Hungary's K&H Bank had consolidated after-tax profit of HUF 23 billion in the first half, up more than 164% from the same period a year earlier even as the proportion of non-performing loans in the portfolio grew, documents distributed at a press conference on Thursday show.
The proportion of NPLs rose to 7.3% at the end of June from 4.6% twelve months earlier. Quality was worst in the leasing portfolio, where the proportion of NPLs reached almost 12%. The proportion in the retail portfolio was 6.9%, up 0.7% percentage point from the end of March and 1.5 percentage points from the end of 2009.
The bank set aside risk provisions of HUF 9.5 billion in Q1 and HUF 7.7% in Q2, or HUF 17.2 billion for H1, under the HUF 19 billion set aside in H1 2009.
Net interest revenue in H1 rose 6.7% to HUF 49.3 billion from the same period a year earlier.
Operating revenue was up 4.4% at HUF 73.2 billion while operating costs fell 5.7% to HUF 34 billion.
Operating profit was up 15% to HUF 39.4 billion, but lending costs remained high, the bank said.
ROE was more than 20%.
K&H Bank's loan-to-deposit ratio reached 97.5% at the end of H1, the lowest rate in Hungary, according to the bank.
After-tax profit of K&H Bank's insurance unit reached HUF 100 million in H1.
Excluding one-off items, K&H Bank's profit rose 51% to HUF 16 billion.

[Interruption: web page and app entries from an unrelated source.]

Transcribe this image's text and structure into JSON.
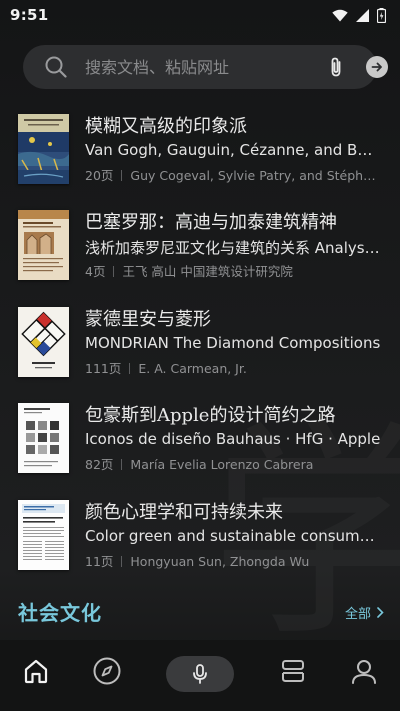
{
  "status": {
    "time": "9:51"
  },
  "search": {
    "placeholder": "搜索文档、粘贴网址"
  },
  "books": [
    {
      "title": "模糊又高级的印象派",
      "subtitle": "Van Gogh, Gauguin, Cézanne, and Beyond...",
      "pages": "20页",
      "authors": "Guy Cogeval, Sylvie Patry, and Stéphane..."
    },
    {
      "title": "巴塞罗那：高迪与加泰建筑精神",
      "subtitle": "浅析加泰罗尼亚文化与建筑的关系 Analysi...",
      "pages": "4页",
      "authors": "王飞 高山 中国建筑设计研究院"
    },
    {
      "title": "蒙德里安与菱形",
      "subtitle": "MONDRIAN The Diamond Compositions",
      "pages": "111页",
      "authors": "E. A. Carmean, Jr."
    },
    {
      "title": "包豪斯到Apple的设计简约之路",
      "subtitle": "Iconos de diseño Bauhaus · HfG · Apple",
      "pages": "82页",
      "authors": "María Evelia Lorenzo Cabrera"
    },
    {
      "title": "颜色心理学和可持续未来",
      "subtitle": "Color green and sustainable consumption...",
      "pages": "11页",
      "authors": "Hongyuan Sun, Zhongda Wu"
    }
  ],
  "section": {
    "title": "社会文化",
    "see_all": "全部"
  },
  "colors": {
    "accent": "#79c8dc",
    "background": "#121314",
    "search_bg": "#2d2e30"
  },
  "nav": [
    "home-icon",
    "compass-icon",
    "microphone-icon",
    "layers-icon",
    "profile-icon"
  ]
}
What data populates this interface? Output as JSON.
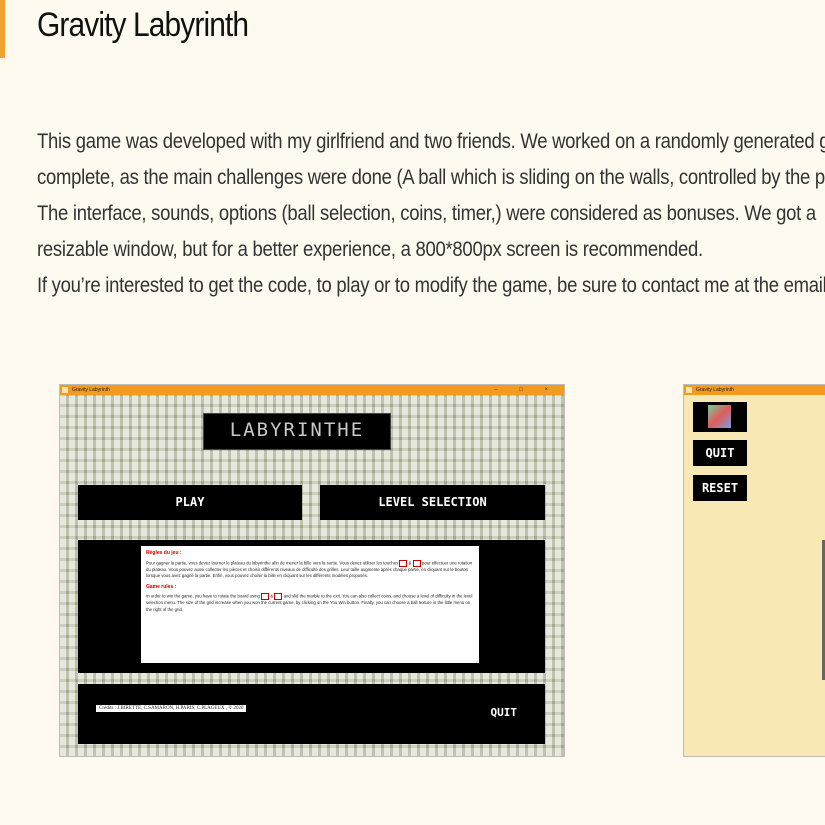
{
  "page": {
    "title": "Gravity Labyrinth",
    "description": [
      "This game was developed with my girlfriend and two friends. We worked on a randomly generated grid",
      "complete, as the main challenges were done (A ball which is sliding on the walls, controlled by the player",
      "The interface, sounds, options (ball selection, coins, timer,) were considered as bonuses. We got a",
      "resizable window, but for a better experience, a 800*800px screen is recommended.",
      "If you’re interested to get the code, to play or to modify the game, be sure to contact me at the email a"
    ]
  },
  "screenshot1": {
    "window_title": "Gravity Labyrinth",
    "window_controls": "– □ ×",
    "logo": "LABYRINTHE",
    "play_label": "PLAY",
    "level_label": "LEVEL SELECTION",
    "rules_fr_heading": "Règles du jeu :",
    "rules_fr_text_a": "Pour gagner la partie, vous devez tourner le plateau du labyrinthe afin de mener la bille vers la sortie. Vous devez utiliser les touches",
    "rules_fr_text_b": "pour effectuer une rotation du plateau. Vous pouvez aussi collecter les pièces et choisir différents niveaux de difficulté des grilles. Leur taille augmente après chaque partie, en cliquant sur le bouton lorsque vous avez gagné la partie. Enfin, vous pouvez choisir la bille en cliquant sur les différents modèles proposés.",
    "rules_en_heading": "Game rules :",
    "rules_en_text_a": "In order to win the game, you have to rotate the board using",
    "rules_en_text_b": "and slid the marble to the exit. You can also collect coins, and choose a level of difficulty in the level selection menu. The size of the grid increase when you won the current game, by clicking on the You Win button. Finally, you can choose a ball texture in the little menu on the right of the grid.",
    "key_sep": "&",
    "credits": "Crédits : J.BIRETTE, C.SAMARON, H.PARIS, C.PLAGEUX , © 2020",
    "quit_label": "QUIT"
  },
  "screenshot2": {
    "window_title": "Gravity Labyrinth",
    "quit_label": "QUIT",
    "reset_label": "RESET"
  },
  "colors": {
    "accent": "#f29b1c",
    "page_bg": "#fefaf0",
    "panel": "#000000"
  }
}
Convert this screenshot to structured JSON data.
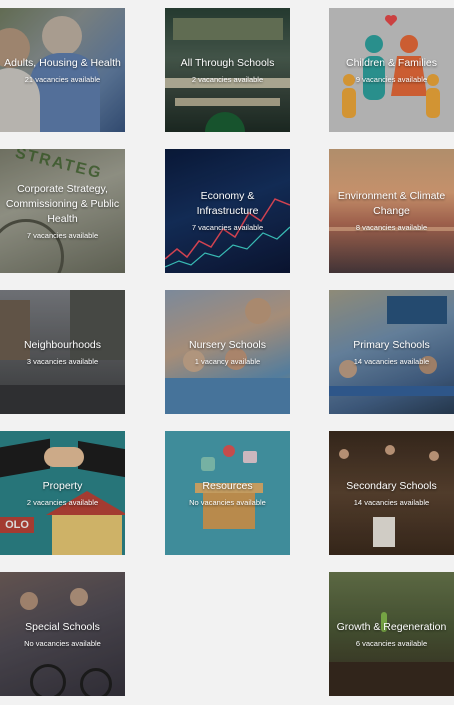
{
  "categories": [
    {
      "title": "Adults, Housing & Health",
      "count": "21 vacancies available"
    },
    {
      "title": "All Through Schools",
      "count": "2 vacancies available"
    },
    {
      "title": "Children & Families",
      "count": "9 vacancies available"
    },
    {
      "title": "Corporate Strategy, Commissioning & Public Health",
      "count": "7 vacancies available"
    },
    {
      "title": "Economy & Infrastructure",
      "count": "7 vacancies available"
    },
    {
      "title": "Environment & Climate Change",
      "count": "8 vacancies available"
    },
    {
      "title": "Neighbourhoods",
      "count": "3 vacancies available"
    },
    {
      "title": "Nursery Schools",
      "count": "1 vacancy available"
    },
    {
      "title": "Primary Schools",
      "count": "14 vacancies available"
    },
    {
      "title": "Property",
      "count": "2 vacancies available"
    },
    {
      "title": "Resources",
      "count": "No vacancies available"
    },
    {
      "title": "Secondary Schools",
      "count": "14 vacancies available"
    },
    {
      "title": "Special Schools",
      "count": "No vacancies available"
    },
    {
      "title": "Growth & Regeneration",
      "count": "6 vacancies available"
    }
  ],
  "strategy_sign_text": "STRATEG",
  "property_sign_text": "OLO"
}
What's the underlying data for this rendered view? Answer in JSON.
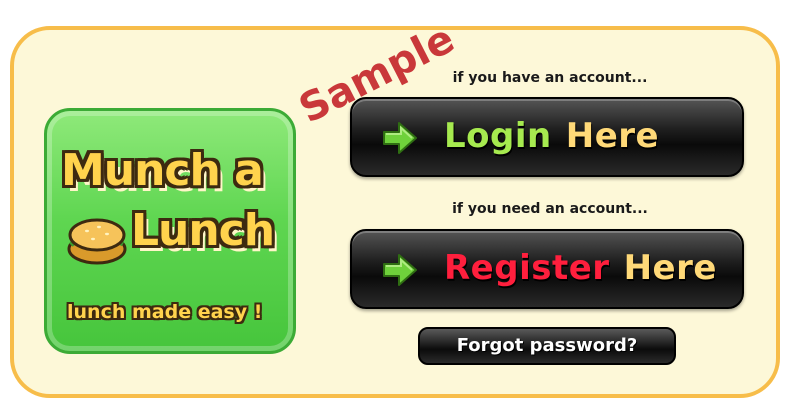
{
  "watermark": {
    "text": "Sample",
    "color": "#c9383a"
  },
  "logo": {
    "line1": "Munch a",
    "line2": "Lunch",
    "tagline": "lunch made easy !",
    "bg_color": "#5fd651",
    "text_color": "#ffd34d"
  },
  "login": {
    "prompt": "if you have an account...",
    "button_word1": "Login",
    "button_word2": "Here",
    "accent": "#a6ea4f"
  },
  "register": {
    "prompt": "if you need an account...",
    "button_word1": "Register",
    "button_word2": "Here",
    "accent": "#ff1f3d"
  },
  "forgot": {
    "label": "Forgot password?"
  },
  "icons": {
    "button_icon": "right-arrow-icon",
    "logo_icon": "sandwich-icon"
  },
  "colors": {
    "panel_bg": "#fdf8d8",
    "panel_border": "#f7bd4a"
  }
}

The bank's stock of retail loans fell, excluding the effect of exchange rate changes, and demand continued to weaken. The proportion of new outlays that are forint loans reached 80% in H1.
Hungary's government decided to ban foreign currency-based mortgage loans from July 1. Although legislation enforcing the ban is not yet in place, most big banks are voluntarily complying.
Including the effect of exchange rate changes, retail lending stock rose 9.8% to HUF 788 billion at the end of June from twelve months earlier. The increase was 11.1% compared to the end of December.
Retail deposit stock fell 5% to HUF 1,597 billion because of campaigns to draw deposits in the base period.
Stock of SME loans fell 13.6% to HUF 133 billion from twelve months earlier and was down 6.3% from the end of December.
K&H Bank will not pass on the cost of the extraordinary bank levy its clients, if the measure is, in fact, extraordinary and temporary, said CEO Hendrik Scheerlinck. If this is not the case, the bank cannot keep this promise, he added.
The levy will cost the bank and its units HUF 17.1 billion this year.
Scheerlinck expressed hope the government would rethink the tax from 2012, and reduce its size to that of such taxes in other EU countries.
Scheerlinck declined to reveal the bank's profit target for the full year, but said the proportion of NPLs in the portfolio would continue to grow and lending costs would remain high. The unemployment rate, however, could improve slightly, he added.
Speaking about the bank's exposure to Hungarian government debt, Scheerlinck said the only state securities the bank holds are Hungarian government securities. Stock of these reached 1,066 billion last year, or about one-third of K&H Bank's total assets, he added.
Luc Cools, who heads K&H Bank's insurance unit, said profits fell because competition forced the company to lower premiums. Payouts on storm- and flood related damages in the spring exceeded HUF 1 billion, he added.
K&H 's share of the guaranteed fund market rose more during the period to almost 47%. (MTI-Econews)